▶

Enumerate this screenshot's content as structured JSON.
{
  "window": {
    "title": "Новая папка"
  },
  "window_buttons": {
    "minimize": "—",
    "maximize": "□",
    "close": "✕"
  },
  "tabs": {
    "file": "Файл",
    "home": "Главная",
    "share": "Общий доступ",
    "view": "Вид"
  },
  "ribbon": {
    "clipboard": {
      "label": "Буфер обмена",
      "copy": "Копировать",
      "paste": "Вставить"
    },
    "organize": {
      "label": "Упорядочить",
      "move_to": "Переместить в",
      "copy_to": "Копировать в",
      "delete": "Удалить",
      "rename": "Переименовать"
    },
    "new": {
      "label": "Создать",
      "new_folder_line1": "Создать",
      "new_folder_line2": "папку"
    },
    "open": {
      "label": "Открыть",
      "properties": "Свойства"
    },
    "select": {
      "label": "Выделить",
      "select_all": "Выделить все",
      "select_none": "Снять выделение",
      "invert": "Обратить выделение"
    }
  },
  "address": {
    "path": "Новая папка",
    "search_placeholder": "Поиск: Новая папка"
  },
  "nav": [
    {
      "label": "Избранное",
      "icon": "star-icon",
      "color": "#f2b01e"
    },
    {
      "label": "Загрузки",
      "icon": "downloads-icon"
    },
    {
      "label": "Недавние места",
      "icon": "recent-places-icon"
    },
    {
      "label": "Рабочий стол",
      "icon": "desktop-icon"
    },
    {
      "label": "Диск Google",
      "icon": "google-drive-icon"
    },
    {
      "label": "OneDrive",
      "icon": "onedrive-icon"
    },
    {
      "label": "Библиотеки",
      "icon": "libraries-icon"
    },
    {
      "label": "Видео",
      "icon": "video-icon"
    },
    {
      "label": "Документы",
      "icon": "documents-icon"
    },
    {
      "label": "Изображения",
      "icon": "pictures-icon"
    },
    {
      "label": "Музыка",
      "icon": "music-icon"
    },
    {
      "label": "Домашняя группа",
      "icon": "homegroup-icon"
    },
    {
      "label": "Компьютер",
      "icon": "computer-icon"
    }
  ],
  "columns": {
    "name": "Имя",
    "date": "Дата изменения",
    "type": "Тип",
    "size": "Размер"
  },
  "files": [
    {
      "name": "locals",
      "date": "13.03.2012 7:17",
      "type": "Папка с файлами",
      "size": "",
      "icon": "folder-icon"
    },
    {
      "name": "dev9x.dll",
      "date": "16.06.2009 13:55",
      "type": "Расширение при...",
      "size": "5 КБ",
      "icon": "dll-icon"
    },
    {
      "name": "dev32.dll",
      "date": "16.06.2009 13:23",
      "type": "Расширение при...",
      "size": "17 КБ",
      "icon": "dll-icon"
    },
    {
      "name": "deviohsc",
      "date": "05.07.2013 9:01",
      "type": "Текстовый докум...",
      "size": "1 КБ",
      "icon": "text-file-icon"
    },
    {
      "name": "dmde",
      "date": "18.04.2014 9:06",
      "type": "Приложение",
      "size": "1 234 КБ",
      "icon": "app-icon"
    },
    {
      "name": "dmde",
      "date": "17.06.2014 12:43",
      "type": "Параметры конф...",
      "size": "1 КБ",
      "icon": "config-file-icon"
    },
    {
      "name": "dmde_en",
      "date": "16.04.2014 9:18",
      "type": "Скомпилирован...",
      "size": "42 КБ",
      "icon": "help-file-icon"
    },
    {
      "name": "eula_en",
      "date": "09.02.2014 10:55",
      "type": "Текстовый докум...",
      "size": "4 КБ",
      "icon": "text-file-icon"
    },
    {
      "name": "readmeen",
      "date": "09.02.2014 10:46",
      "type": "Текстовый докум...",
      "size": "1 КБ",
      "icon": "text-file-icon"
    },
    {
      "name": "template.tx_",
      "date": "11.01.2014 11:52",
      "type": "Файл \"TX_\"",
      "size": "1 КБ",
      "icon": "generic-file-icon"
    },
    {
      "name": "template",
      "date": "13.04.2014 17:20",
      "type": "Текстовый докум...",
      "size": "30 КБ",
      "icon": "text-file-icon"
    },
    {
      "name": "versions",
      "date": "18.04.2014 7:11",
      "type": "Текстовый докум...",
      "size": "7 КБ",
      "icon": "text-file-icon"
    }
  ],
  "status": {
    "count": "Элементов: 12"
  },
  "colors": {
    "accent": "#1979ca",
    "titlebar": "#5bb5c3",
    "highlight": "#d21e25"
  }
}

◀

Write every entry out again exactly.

__Task answer__.
Enumerate this screenshot's content as structured JSON.
{
  "window": {
    "title": "Новая папка"
  },
  "window_buttons": {
    "minimize": "—",
    "maximize": "□",
    "close": "✕"
  },
  "tabs": {
    "file": "Файл",
    "home": "Главная",
    "share": "Общий доступ",
    "view": "Вид"
  },
  "ribbon": {
    "clipboard": {
      "label": "Буфер обмена",
      "copy": "Копировать",
      "paste": "Вставить"
    },
    "organize": {
      "label": "Упорядочить",
      "move_to": "Переместить в",
      "copy_to": "Копировать в",
      "delete": "Удалить",
      "rename": "Переименовать"
    },
    "new": {
      "label": "Создать",
      "new_folder_line1": "Создать",
      "new_folder_line2": "папку"
    },
    "open": {
      "label": "Открыть",
      "properties": "Свойства"
    },
    "select": {
      "label": "Выделить",
      "select_all": "Выделить все",
      "select_none": "Снять выделение",
      "invert": "Обратить выделение"
    }
  },
  "address": {
    "path": "Новая папка",
    "search_placeholder": "Поиск: Новая папка"
  },
  "nav": [
    {
      "label": "Избранное",
      "icon": "star-icon",
      "color": "#f2b01e"
    },
    {
      "label": "Загрузки",
      "icon": "downloads-icon"
    },
    {
      "label": "Недавние места",
      "icon": "recent-places-icon"
    },
    {
      "label": "Рабочий стол",
      "icon": "desktop-icon"
    },
    {
      "label": "Диск Google",
      "icon": "google-drive-icon"
    },
    {
      "label": "OneDrive",
      "icon": "onedrive-icon"
    },
    {
      "label": "Библиотеки",
      "icon": "libraries-icon"
    },
    {
      "label": "Видео",
      "icon": "video-icon"
    },
    {
      "label": "Документы",
      "icon": "documents-icon"
    },
    {
      "label": "Изображения",
      "icon": "pictures-icon"
    },
    {
      "label": "Музыка",
      "icon": "music-icon"
    },
    {
      "label": "Домашняя группа",
      "icon": "homegroup-icon"
    },
    {
      "label": "Компьютер",
      "icon": "computer-icon"
    }
  ],
  "columns": {
    "name": "Имя",
    "date": "Дата изменения",
    "type": "Тип",
    "size": "Размер"
  },
  "files": [
    {
      "name": "locals",
      "date": "13.03.2012 7:17",
      "type": "Папка с файлами",
      "size": "",
      "icon": "folder-icon"
    },
    {
      "name": "dev9x.dll",
      "date": "16.06.2009 13:55",
      "type": "Расширение при...",
      "size": "5 КБ",
      "icon": "dll-icon"
    },
    {
      "name": "dev32.dll",
      "date": "16.06.2009 13:23",
      "type": "Расширение при...",
      "size": "17 КБ",
      "icon": "dll-icon"
    },
    {
      "name": "deviohsc",
      "date": "05.07.2013 9:01",
      "type": "Текстовый докум...",
      "size": "1 КБ",
      "icon": "text-file-icon"
    },
    {
      "name": "dmde",
      "date": "18.04.2014 9:06",
      "type": "Приложение",
      "size": "1 234 КБ",
      "icon": "app-icon"
    },
    {
      "name": "dmde",
      "date": "17.06.2014 12:43",
      "type": "Параметры конф...",
      "size": "1 КБ",
      "icon": "config-file-icon"
    },
    {
      "name": "dmde_en",
      "date": "16.04.2014 9:18",
      "type": "Скомпилирован...",
      "size": "42 КБ",
      "icon": "help-file-icon"
    },
    {
      "name": "eula_en",
      "date": "09.02.2014 10:55",
      "type": "Текстовый докум...",
      "size": "4 КБ",
      "icon": "text-file-icon"
    },
    {
      "name": "readmeen",
      "date": "09.02.2014 10:46",
      "type": "Текстовый докум...",
      "size": "1 КБ",
      "icon": "text-file-icon"
    },
    {
      "name": "template.tx_",
      "date": "11.01.2014 11:52",
      "type": "Файл \"TX_\"",
      "size": "1 КБ",
      "icon": "generic-file-icon"
    },
    {
      "name": "template",
      "date": "13.04.2014 17:20",
      "type": "Текстовый докум...",
      "size": "30 КБ",
      "icon": "text-file-icon"
    },
    {
      "name": "versions",
      "date": "18.04.2014 7:11",
      "type": "Текстовый докум...",
      "size": "7 КБ",
      "icon": "text-file-icon"
    }
  ],
  "status": {
    "count": "Элементов: 12"
  },
  "colors": {
    "accent": "#1979ca",
    "titlebar": "#5bb5c3",
    "highlight": "#d21e25"
  }
}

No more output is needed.